What Is Generative AI?
AI, as a rule, is simulating, in a machine, the same cognitive processes that we see in people. It’s a way of problem solving. And you probably use it in your daily life already without even realising – like when your smartphone enhances a badly-taken photograph into something worthy of the Gram or when you use Google maps to find the fastest route to your destination.
Generative AI is a type of AI that can generate content in response to prompts – in the form of words, images, video and even music. Instead of typing an image into the search bar of an image library and getting a menu of images that already exist, we typed an image description into Dall-E 2 and it generated a menu of images to match what we typed. In other words, it didn’t find images, it made them.

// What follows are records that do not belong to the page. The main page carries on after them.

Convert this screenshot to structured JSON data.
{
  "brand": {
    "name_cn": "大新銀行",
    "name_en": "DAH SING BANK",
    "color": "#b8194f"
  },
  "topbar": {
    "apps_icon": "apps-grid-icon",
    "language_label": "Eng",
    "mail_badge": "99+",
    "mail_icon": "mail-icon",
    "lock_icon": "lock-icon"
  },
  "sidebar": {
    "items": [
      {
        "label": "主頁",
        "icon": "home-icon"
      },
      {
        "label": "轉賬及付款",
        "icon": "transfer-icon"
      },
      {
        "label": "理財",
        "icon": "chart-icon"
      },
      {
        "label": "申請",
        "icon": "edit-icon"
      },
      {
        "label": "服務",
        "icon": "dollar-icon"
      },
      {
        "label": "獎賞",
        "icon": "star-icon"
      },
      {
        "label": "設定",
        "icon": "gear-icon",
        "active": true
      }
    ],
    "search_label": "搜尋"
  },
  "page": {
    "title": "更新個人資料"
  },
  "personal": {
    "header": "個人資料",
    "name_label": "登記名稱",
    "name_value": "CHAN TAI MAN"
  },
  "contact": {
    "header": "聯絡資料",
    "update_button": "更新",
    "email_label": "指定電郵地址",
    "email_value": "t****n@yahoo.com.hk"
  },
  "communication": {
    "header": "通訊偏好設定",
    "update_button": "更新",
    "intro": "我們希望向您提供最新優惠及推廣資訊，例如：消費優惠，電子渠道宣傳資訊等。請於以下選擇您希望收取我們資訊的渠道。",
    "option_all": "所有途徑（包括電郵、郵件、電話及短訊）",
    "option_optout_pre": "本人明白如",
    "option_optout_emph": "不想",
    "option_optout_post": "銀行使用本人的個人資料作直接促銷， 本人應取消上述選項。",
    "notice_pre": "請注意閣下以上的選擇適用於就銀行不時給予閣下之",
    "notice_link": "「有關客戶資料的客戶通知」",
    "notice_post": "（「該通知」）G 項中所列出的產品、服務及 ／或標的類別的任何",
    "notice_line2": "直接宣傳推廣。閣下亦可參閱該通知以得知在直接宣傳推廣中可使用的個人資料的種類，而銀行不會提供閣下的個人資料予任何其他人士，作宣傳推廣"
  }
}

Generative AI is still in its infancy, but it’s poised to transform the marketing industry – although likely not the way you think. Here’s what you need to know.
1/ AI needs to be trained.
In the same way a human can draw a bus out of their head because they've learnt what a bus is and what it's not, AI needs to learn in order to generate a piece of content. It does this by absorbing data – lots of it! 2.3 billion (not a typo) captioned images were used to train the image generator Stable Diffusion.
2/ The problem is, training data can be biased.
AI can only learn from what's out there and what's out there tends to be influenced by human biases. In fact, problems with AI almost always comes down to the training data. We did some research with Lambda Labs’s AI generator StyleGAN 3, which can generate – almost disturbingly – realistic images of people, who don’t exist in the real world. What we found was that the AI was able to age the men beautifully, but women started to look more and more masculine the older they got. When we got into the training data, we discovered that the issue was not with the AI, it was the fact that the images of adult women used to train the AI were vastly skewed to the 20 to 40 age group, meaning the AI just wasn’t seeing enough older women, versus men, to be able to learn what women look like as they age. A big focus of ours at WPP is identifying and eliminating these biases.
3/ Content generation is more complex than it sounds.
Finding the perfect prompts that will get the AI to generate the concept that you're imagining in your brain is even harder than trying to find representative imagery in a stock library. For starters, the AI needs to have been sufficiently trained – if it’s never seen an image labelled “bus”, you’ll have no joy typing “bus” into your prompt. Instead, you’ll need to describe what a bus looks like, using image references the AI has been trained on. Which brings us to the second conundrum – if you’ve ever played a game like 30 Seconds, you’ll know that describing what you have in your mind vividly enough for it to be reproduced is not always as simple as it sounds. Get it right though, and your designers will never have to trawl through a stock image or music library again.
4/ Generative AI creates possibility.
More than anything else, generative AI is useful for executing cool ideas that used to be impossible. In the campaign Remastered Memories, Canadian charity True Patriot Love Foundation used AI to turn soldiers’ letters home into heart-wrenching works of art.
5/ The future is AI. But not like in your nightmares.
Generative AI is not coming for your jobs – nor those of your designers. However, that being said, designers will lose their jobs to other designers who know how to use the tools. That’s because generative AI will become like the Adobe Suite of the near future – a tool to make the creative industry faster, more capable and more efficient.
Originally published on BusinessLIVE.